*Data records*.
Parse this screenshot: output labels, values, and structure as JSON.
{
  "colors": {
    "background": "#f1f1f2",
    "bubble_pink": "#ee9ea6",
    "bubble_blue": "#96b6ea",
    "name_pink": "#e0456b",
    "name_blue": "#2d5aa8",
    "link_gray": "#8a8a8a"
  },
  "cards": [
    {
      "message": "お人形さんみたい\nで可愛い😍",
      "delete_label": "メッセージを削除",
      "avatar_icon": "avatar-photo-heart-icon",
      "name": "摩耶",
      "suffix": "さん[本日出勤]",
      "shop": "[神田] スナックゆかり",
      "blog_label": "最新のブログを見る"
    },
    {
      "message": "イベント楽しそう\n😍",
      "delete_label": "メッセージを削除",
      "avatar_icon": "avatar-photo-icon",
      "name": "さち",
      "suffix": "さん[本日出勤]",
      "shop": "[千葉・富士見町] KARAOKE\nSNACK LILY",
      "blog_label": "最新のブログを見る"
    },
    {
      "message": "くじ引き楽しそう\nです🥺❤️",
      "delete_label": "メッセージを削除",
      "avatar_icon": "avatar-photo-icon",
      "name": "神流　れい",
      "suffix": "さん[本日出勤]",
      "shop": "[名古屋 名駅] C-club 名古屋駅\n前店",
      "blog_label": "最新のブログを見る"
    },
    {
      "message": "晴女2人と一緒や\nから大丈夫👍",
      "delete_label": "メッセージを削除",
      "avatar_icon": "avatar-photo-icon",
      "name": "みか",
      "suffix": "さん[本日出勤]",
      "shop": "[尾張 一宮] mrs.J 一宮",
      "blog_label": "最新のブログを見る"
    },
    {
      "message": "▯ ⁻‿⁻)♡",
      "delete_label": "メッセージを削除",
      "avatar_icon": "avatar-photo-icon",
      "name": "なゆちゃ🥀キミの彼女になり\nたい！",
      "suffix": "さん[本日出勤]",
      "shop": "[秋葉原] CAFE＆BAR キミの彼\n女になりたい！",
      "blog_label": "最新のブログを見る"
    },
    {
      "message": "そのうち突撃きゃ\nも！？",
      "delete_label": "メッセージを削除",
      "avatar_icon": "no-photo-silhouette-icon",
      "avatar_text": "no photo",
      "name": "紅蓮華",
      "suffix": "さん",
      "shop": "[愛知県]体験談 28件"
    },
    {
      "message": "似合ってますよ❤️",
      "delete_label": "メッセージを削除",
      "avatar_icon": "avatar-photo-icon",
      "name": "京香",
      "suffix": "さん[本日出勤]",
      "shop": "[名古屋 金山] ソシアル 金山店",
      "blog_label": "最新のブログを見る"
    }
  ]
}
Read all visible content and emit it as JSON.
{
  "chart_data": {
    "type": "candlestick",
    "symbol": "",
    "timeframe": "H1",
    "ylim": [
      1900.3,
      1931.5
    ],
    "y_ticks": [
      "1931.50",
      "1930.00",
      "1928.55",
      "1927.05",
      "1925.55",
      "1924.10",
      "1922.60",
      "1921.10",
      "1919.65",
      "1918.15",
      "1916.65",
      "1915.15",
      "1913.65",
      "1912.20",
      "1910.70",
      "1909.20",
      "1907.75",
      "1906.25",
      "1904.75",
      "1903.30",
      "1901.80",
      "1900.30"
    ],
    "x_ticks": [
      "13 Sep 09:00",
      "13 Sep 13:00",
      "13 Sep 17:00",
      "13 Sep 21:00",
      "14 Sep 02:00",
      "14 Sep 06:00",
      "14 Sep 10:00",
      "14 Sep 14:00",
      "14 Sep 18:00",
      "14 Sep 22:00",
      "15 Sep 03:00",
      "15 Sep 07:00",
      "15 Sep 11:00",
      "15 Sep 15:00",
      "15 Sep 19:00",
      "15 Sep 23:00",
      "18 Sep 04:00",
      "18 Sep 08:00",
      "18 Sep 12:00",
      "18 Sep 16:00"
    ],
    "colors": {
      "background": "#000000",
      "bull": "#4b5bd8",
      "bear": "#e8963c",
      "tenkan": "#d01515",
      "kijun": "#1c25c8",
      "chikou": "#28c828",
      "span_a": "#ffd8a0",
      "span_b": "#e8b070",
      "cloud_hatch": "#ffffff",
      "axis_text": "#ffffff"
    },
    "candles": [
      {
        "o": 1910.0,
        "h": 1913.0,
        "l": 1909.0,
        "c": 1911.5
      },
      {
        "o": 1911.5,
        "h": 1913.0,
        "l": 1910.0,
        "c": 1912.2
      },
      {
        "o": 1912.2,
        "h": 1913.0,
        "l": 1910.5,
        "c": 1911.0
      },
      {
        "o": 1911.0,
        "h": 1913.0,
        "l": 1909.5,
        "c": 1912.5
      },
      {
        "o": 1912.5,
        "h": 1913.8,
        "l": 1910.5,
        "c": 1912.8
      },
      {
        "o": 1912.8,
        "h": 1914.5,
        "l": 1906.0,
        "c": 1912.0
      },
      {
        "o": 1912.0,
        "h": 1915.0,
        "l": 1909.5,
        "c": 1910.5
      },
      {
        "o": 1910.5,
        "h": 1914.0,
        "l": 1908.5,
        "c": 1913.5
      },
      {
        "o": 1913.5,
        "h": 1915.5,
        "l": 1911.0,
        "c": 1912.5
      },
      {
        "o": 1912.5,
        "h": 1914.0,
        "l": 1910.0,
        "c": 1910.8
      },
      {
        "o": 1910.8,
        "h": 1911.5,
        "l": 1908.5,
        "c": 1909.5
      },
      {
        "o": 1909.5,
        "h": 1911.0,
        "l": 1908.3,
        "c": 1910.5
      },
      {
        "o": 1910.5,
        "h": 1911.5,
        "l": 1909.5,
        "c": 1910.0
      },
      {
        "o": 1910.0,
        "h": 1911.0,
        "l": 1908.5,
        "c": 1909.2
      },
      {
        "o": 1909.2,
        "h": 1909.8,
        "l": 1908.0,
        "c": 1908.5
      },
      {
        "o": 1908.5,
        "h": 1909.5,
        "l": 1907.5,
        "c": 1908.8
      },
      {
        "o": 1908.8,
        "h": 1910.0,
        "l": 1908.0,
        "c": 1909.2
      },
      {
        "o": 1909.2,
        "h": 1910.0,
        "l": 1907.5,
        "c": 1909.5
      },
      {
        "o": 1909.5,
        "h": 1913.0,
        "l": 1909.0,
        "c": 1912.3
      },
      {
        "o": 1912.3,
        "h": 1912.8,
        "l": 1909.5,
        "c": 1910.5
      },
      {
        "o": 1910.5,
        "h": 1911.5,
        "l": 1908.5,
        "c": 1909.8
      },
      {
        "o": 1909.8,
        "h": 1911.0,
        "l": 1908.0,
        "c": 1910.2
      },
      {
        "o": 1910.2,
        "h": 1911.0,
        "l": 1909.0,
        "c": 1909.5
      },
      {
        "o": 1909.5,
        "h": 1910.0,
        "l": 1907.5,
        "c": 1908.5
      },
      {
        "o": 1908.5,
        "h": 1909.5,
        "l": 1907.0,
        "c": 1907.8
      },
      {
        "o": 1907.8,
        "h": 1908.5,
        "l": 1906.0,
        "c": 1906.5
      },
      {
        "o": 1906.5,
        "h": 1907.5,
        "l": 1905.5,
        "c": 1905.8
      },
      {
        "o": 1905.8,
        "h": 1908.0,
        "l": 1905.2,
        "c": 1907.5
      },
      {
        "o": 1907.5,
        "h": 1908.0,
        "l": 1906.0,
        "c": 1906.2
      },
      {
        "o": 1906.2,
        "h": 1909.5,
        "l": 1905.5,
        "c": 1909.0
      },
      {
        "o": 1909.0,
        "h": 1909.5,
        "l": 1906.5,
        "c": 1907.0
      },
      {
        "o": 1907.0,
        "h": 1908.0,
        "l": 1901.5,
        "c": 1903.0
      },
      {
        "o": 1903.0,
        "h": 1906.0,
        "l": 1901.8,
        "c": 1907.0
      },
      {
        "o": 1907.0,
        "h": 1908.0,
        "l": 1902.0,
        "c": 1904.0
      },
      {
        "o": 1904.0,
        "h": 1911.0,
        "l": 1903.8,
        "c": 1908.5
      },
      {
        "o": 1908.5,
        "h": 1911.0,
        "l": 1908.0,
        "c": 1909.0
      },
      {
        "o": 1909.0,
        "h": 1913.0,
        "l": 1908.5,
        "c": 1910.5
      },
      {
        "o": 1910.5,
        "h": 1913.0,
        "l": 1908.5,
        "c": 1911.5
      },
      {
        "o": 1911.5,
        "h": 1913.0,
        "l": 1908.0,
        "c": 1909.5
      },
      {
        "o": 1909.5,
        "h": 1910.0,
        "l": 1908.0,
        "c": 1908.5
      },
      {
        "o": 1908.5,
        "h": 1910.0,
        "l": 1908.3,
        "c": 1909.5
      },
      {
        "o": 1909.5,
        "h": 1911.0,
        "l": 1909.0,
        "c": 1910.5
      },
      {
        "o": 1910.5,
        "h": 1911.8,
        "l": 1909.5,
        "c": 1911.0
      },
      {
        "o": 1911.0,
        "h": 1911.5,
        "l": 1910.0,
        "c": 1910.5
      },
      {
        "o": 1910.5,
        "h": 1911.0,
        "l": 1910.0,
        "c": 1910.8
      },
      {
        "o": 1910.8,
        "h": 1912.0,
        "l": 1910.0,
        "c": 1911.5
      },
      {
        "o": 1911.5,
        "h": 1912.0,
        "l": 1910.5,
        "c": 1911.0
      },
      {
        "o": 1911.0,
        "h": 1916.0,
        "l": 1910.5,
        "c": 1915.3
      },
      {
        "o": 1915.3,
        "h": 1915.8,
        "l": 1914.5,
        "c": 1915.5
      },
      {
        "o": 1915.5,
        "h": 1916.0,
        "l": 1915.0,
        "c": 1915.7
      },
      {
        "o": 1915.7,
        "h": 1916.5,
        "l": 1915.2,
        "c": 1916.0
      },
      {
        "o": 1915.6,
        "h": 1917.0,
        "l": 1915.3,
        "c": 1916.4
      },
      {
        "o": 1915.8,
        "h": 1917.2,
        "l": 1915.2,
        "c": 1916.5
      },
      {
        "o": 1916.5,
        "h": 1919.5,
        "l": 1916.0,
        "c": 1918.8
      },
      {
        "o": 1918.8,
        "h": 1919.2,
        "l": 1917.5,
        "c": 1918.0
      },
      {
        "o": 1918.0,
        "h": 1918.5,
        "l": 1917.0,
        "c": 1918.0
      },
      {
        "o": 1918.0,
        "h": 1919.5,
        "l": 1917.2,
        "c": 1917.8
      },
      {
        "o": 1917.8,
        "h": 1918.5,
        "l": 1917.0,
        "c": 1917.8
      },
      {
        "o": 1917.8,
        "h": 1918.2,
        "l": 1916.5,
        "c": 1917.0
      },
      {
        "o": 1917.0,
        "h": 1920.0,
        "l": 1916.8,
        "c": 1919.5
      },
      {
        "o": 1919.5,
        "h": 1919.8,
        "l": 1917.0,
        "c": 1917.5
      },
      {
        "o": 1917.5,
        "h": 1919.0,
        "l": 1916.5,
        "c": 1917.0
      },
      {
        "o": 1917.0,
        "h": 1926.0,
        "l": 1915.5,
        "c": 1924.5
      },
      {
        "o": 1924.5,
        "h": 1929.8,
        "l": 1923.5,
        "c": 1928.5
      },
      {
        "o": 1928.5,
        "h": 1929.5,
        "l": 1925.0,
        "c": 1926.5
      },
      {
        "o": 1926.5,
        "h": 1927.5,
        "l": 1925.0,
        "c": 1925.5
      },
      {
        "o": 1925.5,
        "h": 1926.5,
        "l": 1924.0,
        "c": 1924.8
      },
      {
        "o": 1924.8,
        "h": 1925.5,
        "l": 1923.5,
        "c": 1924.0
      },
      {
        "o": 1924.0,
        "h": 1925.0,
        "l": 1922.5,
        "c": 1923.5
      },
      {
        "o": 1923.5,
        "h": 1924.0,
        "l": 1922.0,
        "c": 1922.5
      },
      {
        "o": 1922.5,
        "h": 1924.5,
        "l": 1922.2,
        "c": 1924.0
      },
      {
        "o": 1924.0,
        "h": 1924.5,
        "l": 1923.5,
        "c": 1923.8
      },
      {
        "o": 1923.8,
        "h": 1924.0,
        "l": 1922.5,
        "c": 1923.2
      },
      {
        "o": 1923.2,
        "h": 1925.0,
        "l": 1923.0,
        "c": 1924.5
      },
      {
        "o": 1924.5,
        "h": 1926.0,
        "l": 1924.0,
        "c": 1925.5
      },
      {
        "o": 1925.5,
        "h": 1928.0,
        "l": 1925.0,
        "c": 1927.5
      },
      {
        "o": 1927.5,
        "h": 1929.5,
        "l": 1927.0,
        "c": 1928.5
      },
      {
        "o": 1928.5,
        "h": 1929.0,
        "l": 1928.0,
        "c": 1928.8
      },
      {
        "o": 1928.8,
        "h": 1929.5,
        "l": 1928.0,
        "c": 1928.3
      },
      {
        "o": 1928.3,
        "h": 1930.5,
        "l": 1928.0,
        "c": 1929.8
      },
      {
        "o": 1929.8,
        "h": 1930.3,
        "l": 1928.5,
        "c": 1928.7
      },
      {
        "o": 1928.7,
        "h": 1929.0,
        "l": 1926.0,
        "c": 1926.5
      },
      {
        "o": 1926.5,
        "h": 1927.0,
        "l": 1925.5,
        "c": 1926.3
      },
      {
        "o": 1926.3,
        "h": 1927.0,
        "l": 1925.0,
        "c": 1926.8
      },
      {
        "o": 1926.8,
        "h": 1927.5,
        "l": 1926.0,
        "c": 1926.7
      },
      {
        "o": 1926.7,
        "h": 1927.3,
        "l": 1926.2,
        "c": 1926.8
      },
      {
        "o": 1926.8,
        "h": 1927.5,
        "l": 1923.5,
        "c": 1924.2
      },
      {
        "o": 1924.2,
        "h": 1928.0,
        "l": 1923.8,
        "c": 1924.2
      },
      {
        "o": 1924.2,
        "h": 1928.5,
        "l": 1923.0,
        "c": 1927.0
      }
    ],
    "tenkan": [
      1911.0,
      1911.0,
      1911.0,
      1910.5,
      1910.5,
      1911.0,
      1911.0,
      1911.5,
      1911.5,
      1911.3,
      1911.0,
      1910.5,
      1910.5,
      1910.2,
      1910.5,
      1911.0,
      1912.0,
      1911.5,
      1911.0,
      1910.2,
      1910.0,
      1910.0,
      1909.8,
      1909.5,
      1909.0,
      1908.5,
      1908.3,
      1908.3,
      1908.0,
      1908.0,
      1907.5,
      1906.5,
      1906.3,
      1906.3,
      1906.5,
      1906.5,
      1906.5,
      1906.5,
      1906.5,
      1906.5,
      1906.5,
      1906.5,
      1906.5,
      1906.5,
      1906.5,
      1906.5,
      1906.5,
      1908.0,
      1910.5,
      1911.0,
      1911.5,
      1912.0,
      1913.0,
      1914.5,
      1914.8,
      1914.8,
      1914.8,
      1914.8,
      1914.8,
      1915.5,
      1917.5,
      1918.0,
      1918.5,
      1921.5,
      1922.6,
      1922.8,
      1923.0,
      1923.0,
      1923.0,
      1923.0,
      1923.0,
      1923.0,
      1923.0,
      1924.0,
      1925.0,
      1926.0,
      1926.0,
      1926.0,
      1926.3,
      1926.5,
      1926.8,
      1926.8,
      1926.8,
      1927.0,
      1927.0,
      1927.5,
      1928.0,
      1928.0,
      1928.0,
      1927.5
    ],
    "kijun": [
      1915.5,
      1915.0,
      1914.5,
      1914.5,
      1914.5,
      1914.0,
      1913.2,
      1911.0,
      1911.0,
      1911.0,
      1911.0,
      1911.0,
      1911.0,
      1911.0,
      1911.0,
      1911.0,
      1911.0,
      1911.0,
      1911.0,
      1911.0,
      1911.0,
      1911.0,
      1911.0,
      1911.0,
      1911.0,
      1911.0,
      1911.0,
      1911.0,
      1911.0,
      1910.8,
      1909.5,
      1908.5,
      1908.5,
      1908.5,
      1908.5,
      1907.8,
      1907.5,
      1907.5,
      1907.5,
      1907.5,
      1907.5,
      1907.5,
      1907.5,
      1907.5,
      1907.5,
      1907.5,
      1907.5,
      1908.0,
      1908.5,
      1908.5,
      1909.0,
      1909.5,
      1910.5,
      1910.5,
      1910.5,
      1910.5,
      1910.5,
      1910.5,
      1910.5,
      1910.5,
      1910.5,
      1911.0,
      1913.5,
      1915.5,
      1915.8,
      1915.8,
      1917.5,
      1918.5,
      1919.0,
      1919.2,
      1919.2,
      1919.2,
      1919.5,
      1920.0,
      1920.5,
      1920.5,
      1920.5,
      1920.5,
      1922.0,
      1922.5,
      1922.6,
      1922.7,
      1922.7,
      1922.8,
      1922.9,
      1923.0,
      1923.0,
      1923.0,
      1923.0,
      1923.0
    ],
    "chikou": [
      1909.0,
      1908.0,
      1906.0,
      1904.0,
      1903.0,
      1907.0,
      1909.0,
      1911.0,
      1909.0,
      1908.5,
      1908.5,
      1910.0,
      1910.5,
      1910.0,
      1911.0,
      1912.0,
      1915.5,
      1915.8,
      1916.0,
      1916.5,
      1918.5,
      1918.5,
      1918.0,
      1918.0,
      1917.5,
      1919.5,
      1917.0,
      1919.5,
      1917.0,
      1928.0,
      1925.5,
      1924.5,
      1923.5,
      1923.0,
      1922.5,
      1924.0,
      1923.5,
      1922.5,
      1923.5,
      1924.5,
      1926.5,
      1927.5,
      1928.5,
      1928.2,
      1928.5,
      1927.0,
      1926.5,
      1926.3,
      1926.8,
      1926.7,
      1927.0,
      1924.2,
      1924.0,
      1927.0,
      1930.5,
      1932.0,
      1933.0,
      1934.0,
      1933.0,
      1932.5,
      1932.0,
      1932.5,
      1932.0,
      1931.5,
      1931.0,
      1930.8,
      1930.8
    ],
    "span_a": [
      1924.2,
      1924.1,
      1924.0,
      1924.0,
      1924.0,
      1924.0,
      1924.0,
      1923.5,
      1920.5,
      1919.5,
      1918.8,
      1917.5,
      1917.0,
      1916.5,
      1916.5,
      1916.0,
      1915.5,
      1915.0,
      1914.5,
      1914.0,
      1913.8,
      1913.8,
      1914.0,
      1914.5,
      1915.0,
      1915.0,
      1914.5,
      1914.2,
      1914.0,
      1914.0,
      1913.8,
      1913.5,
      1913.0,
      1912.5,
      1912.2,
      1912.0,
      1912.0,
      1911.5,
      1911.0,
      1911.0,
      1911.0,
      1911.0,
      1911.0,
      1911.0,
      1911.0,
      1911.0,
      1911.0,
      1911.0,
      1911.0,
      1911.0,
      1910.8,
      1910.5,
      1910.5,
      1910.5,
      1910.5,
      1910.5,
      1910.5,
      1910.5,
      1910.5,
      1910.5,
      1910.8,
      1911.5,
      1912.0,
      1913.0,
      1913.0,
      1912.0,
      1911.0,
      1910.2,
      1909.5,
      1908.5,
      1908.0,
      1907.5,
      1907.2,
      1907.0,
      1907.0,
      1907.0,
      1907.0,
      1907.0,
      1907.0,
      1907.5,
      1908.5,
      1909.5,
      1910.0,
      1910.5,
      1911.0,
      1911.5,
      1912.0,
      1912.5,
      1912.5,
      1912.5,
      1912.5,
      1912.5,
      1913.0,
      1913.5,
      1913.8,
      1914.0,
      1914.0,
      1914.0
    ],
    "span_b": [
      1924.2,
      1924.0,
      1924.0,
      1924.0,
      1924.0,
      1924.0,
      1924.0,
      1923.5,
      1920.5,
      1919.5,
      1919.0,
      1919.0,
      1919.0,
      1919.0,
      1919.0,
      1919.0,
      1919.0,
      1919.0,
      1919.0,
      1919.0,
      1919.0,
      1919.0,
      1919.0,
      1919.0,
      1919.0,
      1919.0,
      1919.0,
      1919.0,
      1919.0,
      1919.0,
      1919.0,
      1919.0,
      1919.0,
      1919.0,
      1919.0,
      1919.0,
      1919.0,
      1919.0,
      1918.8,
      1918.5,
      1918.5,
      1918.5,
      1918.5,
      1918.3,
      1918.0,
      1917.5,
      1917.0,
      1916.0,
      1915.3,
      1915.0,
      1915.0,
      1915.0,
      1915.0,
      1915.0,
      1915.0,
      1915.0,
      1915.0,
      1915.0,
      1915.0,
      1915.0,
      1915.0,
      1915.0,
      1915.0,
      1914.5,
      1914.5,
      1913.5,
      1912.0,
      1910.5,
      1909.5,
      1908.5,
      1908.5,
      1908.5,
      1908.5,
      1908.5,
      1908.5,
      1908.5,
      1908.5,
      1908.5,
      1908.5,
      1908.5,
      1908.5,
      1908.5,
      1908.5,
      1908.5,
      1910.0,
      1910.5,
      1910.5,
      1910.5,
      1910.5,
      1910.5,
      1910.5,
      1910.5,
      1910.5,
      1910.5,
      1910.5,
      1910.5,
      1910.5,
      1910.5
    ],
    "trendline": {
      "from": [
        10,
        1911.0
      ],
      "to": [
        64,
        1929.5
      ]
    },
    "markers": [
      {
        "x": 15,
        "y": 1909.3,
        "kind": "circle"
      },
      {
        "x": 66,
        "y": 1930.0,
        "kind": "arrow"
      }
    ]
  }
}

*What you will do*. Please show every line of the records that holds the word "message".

*Task response*.
      "message": "お人形さんみたい\nで可愛い😍",
      "message": "イベント楽しそう\n😍",
      "message": "くじ引き楽しそう\nです🥺❤️",
      "message": "晴女2人と一緒や\nから大丈夫👍",
      "message": "▯ ⁻‿⁻)♡",
      "message": "そのうち突撃きゃ\nも！？",
      "message": "似合ってますよ❤️",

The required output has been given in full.